■ Work to complete: Print each record exactly as it appears, but drop the images.

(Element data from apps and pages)

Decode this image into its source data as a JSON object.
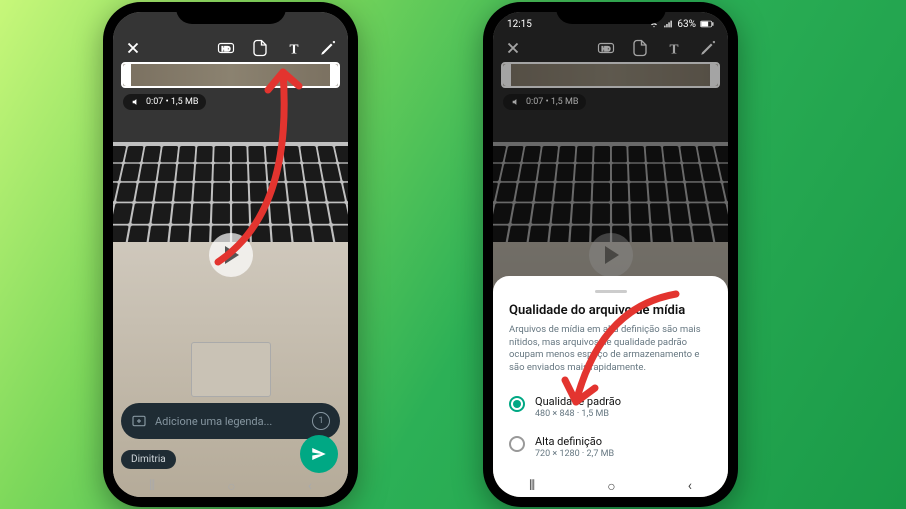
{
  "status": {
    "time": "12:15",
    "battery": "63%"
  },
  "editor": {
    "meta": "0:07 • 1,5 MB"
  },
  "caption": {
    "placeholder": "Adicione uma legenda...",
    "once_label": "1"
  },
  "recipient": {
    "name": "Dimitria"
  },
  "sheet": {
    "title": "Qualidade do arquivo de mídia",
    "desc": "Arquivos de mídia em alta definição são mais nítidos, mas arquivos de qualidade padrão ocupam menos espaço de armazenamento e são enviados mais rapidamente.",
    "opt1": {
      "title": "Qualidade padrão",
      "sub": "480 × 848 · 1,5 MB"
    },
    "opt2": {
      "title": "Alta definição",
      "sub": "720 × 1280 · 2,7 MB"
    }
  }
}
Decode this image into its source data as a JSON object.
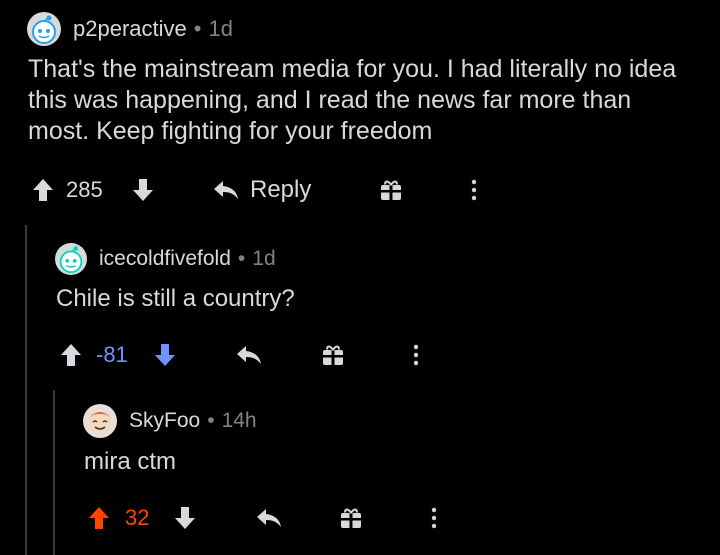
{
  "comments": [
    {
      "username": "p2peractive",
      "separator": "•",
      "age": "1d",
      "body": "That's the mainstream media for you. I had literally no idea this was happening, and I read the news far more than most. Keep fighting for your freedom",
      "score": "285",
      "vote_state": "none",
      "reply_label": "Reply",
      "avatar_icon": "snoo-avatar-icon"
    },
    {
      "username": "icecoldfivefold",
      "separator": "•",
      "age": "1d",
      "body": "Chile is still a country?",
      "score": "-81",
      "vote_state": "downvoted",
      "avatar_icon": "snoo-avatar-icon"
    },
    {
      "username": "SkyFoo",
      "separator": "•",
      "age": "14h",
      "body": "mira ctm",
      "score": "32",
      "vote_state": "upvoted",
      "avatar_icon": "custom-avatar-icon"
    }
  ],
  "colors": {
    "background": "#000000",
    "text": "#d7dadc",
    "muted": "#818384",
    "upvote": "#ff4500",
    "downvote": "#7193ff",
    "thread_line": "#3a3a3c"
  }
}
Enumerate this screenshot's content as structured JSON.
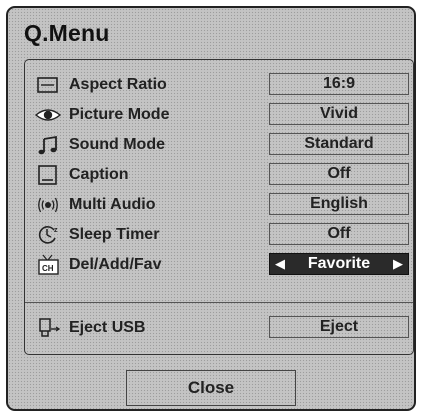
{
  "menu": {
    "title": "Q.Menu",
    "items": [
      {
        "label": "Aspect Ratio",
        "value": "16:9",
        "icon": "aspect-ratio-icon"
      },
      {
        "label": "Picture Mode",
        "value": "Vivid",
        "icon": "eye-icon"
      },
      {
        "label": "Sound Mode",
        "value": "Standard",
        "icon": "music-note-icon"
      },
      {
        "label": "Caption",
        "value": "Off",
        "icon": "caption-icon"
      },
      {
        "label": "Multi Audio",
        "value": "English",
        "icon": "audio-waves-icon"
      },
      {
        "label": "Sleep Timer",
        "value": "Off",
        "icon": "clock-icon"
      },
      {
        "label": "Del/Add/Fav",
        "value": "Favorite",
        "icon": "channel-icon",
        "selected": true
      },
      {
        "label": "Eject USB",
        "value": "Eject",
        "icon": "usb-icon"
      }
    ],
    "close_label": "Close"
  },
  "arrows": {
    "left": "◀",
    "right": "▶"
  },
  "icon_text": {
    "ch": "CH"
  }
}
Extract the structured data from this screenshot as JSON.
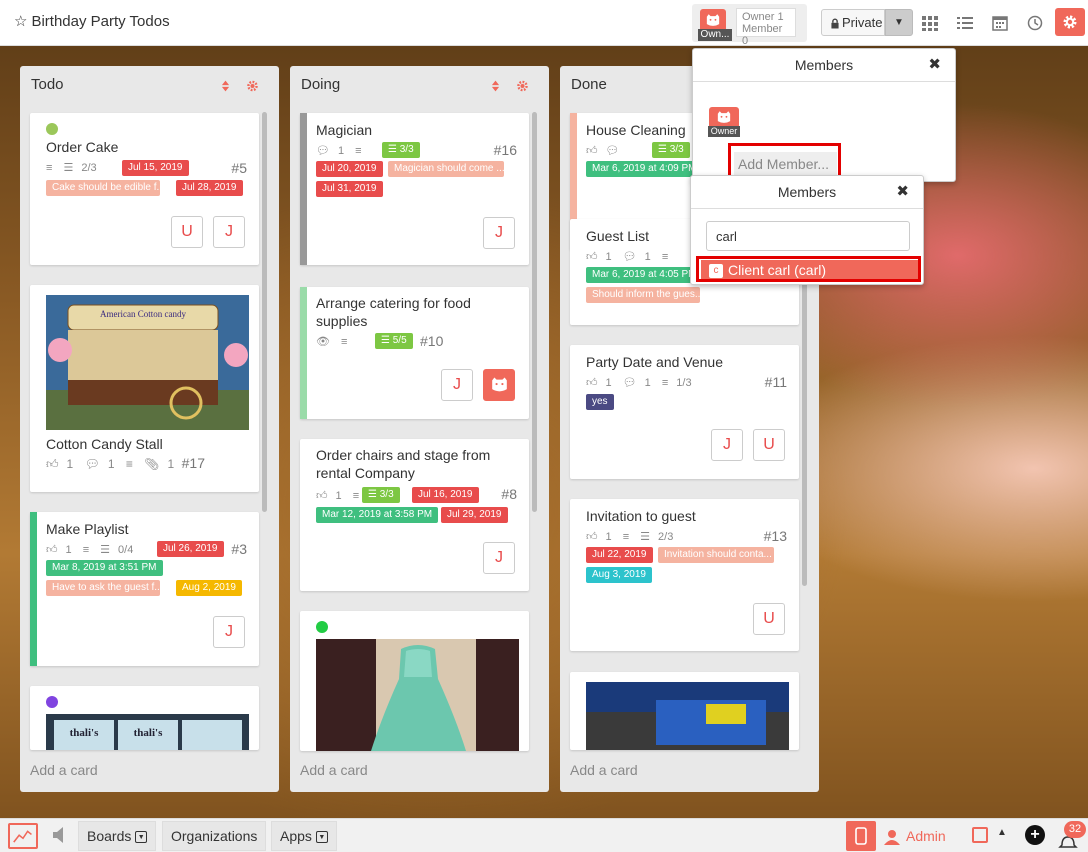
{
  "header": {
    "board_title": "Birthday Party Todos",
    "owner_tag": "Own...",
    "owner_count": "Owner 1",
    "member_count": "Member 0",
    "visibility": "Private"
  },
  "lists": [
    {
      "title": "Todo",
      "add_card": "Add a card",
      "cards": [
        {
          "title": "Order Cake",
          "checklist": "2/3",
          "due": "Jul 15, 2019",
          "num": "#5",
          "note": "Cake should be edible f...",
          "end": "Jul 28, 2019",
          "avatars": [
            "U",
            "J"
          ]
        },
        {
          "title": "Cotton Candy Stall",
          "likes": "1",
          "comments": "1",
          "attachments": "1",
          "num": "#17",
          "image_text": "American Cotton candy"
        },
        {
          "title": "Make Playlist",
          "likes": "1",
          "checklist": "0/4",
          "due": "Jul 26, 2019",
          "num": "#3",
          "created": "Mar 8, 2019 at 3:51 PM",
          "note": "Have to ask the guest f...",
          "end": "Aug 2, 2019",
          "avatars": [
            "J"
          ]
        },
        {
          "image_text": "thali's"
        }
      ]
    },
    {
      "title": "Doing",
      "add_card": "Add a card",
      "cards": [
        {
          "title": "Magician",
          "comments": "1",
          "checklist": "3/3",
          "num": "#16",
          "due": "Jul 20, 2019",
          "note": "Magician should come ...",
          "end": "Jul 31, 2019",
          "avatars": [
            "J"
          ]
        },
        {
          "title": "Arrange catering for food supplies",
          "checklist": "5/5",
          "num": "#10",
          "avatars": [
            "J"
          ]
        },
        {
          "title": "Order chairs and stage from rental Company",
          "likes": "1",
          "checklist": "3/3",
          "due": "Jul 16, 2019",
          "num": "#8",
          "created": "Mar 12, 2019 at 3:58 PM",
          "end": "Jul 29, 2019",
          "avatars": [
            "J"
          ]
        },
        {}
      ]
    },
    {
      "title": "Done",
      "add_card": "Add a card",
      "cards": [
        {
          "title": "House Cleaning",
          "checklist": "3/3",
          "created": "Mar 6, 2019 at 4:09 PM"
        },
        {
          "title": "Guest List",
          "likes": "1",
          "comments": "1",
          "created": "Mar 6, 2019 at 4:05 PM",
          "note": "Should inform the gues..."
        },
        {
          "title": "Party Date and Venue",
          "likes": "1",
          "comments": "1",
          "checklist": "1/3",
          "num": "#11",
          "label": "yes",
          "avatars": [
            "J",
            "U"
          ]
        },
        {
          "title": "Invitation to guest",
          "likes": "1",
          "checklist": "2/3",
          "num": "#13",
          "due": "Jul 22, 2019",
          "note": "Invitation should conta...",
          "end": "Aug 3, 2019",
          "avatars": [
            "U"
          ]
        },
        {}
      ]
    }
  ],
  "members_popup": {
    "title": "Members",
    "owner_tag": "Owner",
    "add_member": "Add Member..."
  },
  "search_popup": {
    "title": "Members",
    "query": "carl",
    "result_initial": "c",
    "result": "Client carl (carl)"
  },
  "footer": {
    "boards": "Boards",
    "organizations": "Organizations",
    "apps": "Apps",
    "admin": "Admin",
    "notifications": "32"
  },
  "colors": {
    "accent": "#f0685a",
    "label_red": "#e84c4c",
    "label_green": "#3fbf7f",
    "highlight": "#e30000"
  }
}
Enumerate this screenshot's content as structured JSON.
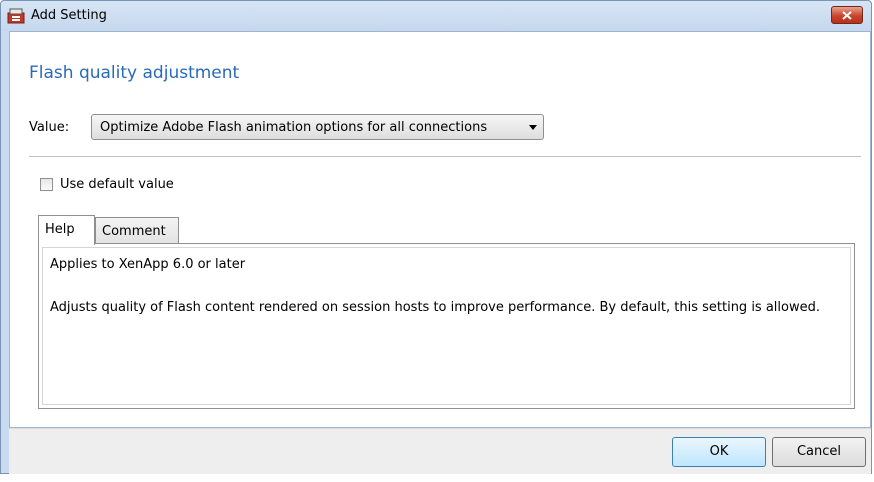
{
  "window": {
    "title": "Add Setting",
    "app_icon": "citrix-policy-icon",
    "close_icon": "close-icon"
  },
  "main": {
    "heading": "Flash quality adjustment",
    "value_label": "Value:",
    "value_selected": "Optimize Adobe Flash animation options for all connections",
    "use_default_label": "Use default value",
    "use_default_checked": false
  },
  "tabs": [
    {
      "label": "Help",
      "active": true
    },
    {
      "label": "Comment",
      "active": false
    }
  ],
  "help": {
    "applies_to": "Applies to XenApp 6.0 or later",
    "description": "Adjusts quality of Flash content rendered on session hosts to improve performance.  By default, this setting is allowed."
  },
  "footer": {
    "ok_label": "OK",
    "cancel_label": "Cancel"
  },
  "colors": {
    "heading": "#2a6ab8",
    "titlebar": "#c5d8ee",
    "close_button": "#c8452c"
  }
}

■ Answer area:
Decode this image into its source data as a JSON object.
{
  "status": {
    "time": "12:15",
    "battery": "63%"
  },
  "editor": {
    "meta": "0:07 • 1,5 MB"
  },
  "caption": {
    "placeholder": "Adicione uma legenda...",
    "once_label": "1"
  },
  "recipient": {
    "name": "Dimitria"
  },
  "sheet": {
    "title": "Qualidade do arquivo de mídia",
    "desc": "Arquivos de mídia em alta definição são mais nítidos, mas arquivos de qualidade padrão ocupam menos espaço de armazenamento e são enviados mais rapidamente.",
    "opt1": {
      "title": "Qualidade padrão",
      "sub": "480 × 848 · 1,5 MB"
    },
    "opt2": {
      "title": "Alta definição",
      "sub": "720 × 1280 · 2,7 MB"
    }
  }
}
Decode this image into its source data as a JSON object.
{
  "comments": [
    {
      "username": "p2peractive",
      "separator": "•",
      "age": "1d",
      "body": "That's the mainstream media for you. I had literally no idea this was happening, and I read the news far more than most. Keep fighting for your freedom",
      "score": "285",
      "vote_state": "none",
      "reply_label": "Reply",
      "avatar_icon": "snoo-avatar-icon"
    },
    {
      "username": "icecoldfivefold",
      "separator": "•",
      "age": "1d",
      "body": "Chile is still a country?",
      "score": "-81",
      "vote_state": "downvoted",
      "avatar_icon": "snoo-avatar-icon"
    },
    {
      "username": "SkyFoo",
      "separator": "•",
      "age": "14h",
      "body": "mira ctm",
      "score": "32",
      "vote_state": "upvoted",
      "avatar_icon": "custom-avatar-icon"
    }
  ],
  "colors": {
    "background": "#000000",
    "text": "#d7dadc",
    "muted": "#818384",
    "upvote": "#ff4500",
    "downvote": "#7193ff",
    "thread_line": "#3a3a3c"
  }
}
Enumerate this screenshot's content as structured JSON.
{
  "menu": {
    "title": "Q.Menu",
    "items": [
      {
        "label": "Aspect Ratio",
        "value": "16:9",
        "icon": "aspect-ratio-icon"
      },
      {
        "label": "Picture Mode",
        "value": "Vivid",
        "icon": "eye-icon"
      },
      {
        "label": "Sound Mode",
        "value": "Standard",
        "icon": "music-note-icon"
      },
      {
        "label": "Caption",
        "value": "Off",
        "icon": "caption-icon"
      },
      {
        "label": "Multi Audio",
        "value": "English",
        "icon": "audio-waves-icon"
      },
      {
        "label": "Sleep Timer",
        "value": "Off",
        "icon": "clock-icon"
      },
      {
        "label": "Del/Add/Fav",
        "value": "Favorite",
        "icon": "channel-icon",
        "selected": true
      },
      {
        "label": "Eject USB",
        "value": "Eject",
        "icon": "usb-icon"
      }
    ],
    "close_label": "Close"
  },
  "arrows": {
    "left": "◀",
    "right": "▶"
  },
  "icon_text": {
    "ch": "CH"
  }
}
Extract the structured data from this screenshot as JSON.
{
  "header": {
    "board_title": "Birthday Party Todos",
    "owner_tag": "Own...",
    "owner_count": "Owner 1",
    "member_count": "Member 0",
    "visibility": "Private"
  },
  "lists": [
    {
      "title": "Todo",
      "add_card": "Add a card",
      "cards": [
        {
          "title": "Order Cake",
          "checklist": "2/3",
          "due": "Jul 15, 2019",
          "num": "#5",
          "note": "Cake should be edible f...",
          "end": "Jul 28, 2019",
          "avatars": [
            "U",
            "J"
          ]
        },
        {
          "title": "Cotton Candy Stall",
          "likes": "1",
          "comments": "1",
          "attachments": "1",
          "num": "#17",
          "image_text": "American Cotton candy"
        },
        {
          "title": "Make Playlist",
          "likes": "1",
          "checklist": "0/4",
          "due": "Jul 26, 2019",
          "num": "#3",
          "created": "Mar 8, 2019 at 3:51 PM",
          "note": "Have to ask the guest f...",
          "end": "Aug 2, 2019",
          "avatars": [
            "J"
          ]
        },
        {
          "image_text": "thali's"
        }
      ]
    },
    {
      "title": "Doing",
      "add_card": "Add a card",
      "cards": [
        {
          "title": "Magician",
          "comments": "1",
          "checklist": "3/3",
          "num": "#16",
          "due": "Jul 20, 2019",
          "note": "Magician should come ...",
          "end": "Jul 31, 2019",
          "avatars": [
            "J"
          ]
        },
        {
          "title": "Arrange catering for food supplies",
          "checklist": "5/5",
          "num": "#10",
          "avatars": [
            "J"
          ]
        },
        {
          "title": "Order chairs and stage from rental Company",
          "likes": "1",
          "checklist": "3/3",
          "due": "Jul 16, 2019",
          "num": "#8",
          "created": "Mar 12, 2019 at 3:58 PM",
          "end": "Jul 29, 2019",
          "avatars": [
            "J"
          ]
        },
        {}
      ]
    },
    {
      "title": "Done",
      "add_card": "Add a card",
      "cards": [
        {
          "title": "House Cleaning",
          "checklist": "3/3",
          "created": "Mar 6, 2019 at 4:09 PM"
        },
        {
          "title": "Guest List",
          "likes": "1",
          "comments": "1",
          "created": "Mar 6, 2019 at 4:05 PM",
          "note": "Should inform the gues..."
        },
        {
          "title": "Party Date and Venue",
          "likes": "1",
          "comments": "1",
          "checklist": "1/3",
          "num": "#11",
          "label": "yes",
          "avatars": [
            "J",
            "U"
          ]
        },
        {
          "title": "Invitation to guest",
          "likes": "1",
          "checklist": "2/3",
          "num": "#13",
          "due": "Jul 22, 2019",
          "note": "Invitation should conta...",
          "end": "Aug 3, 2019",
          "avatars": [
            "U"
          ]
        },
        {}
      ]
    }
  ],
  "members_popup": {
    "title": "Members",
    "owner_tag": "Owner",
    "add_member": "Add Member..."
  },
  "search_popup": {
    "title": "Members",
    "query": "carl",
    "result_initial": "c",
    "result": "Client carl (carl)"
  },
  "footer": {
    "boards": "Boards",
    "organizations": "Organizations",
    "apps": "Apps",
    "admin": "Admin",
    "notifications": "32"
  },
  "colors": {
    "accent": "#f0685a",
    "label_red": "#e84c4c",
    "label_green": "#3fbf7f",
    "highlight": "#e30000"
  }
}
Enumerate this screenshot's content as structured JSON.
{
  "window": {
    "title": "Add Setting",
    "app_icon": "citrix-policy-icon",
    "close_icon": "close-icon"
  },
  "main": {
    "heading": "Flash quality adjustment",
    "value_label": "Value:",
    "value_selected": "Optimize Adobe Flash animation options for all connections",
    "use_default_label": "Use default value",
    "use_default_checked": false
  },
  "tabs": [
    {
      "label": "Help",
      "active": true
    },
    {
      "label": "Comment",
      "active": false
    }
  ],
  "help": {
    "applies_to": "Applies to XenApp 6.0 or later",
    "description": "Adjusts quality of Flash content rendered on session hosts to improve performance.  By default, this setting is allowed."
  },
  "footer": {
    "ok_label": "OK",
    "cancel_label": "Cancel"
  },
  "colors": {
    "heading": "#2a6ab8",
    "titlebar": "#c5d8ee",
    "close_button": "#c8452c"
  }
}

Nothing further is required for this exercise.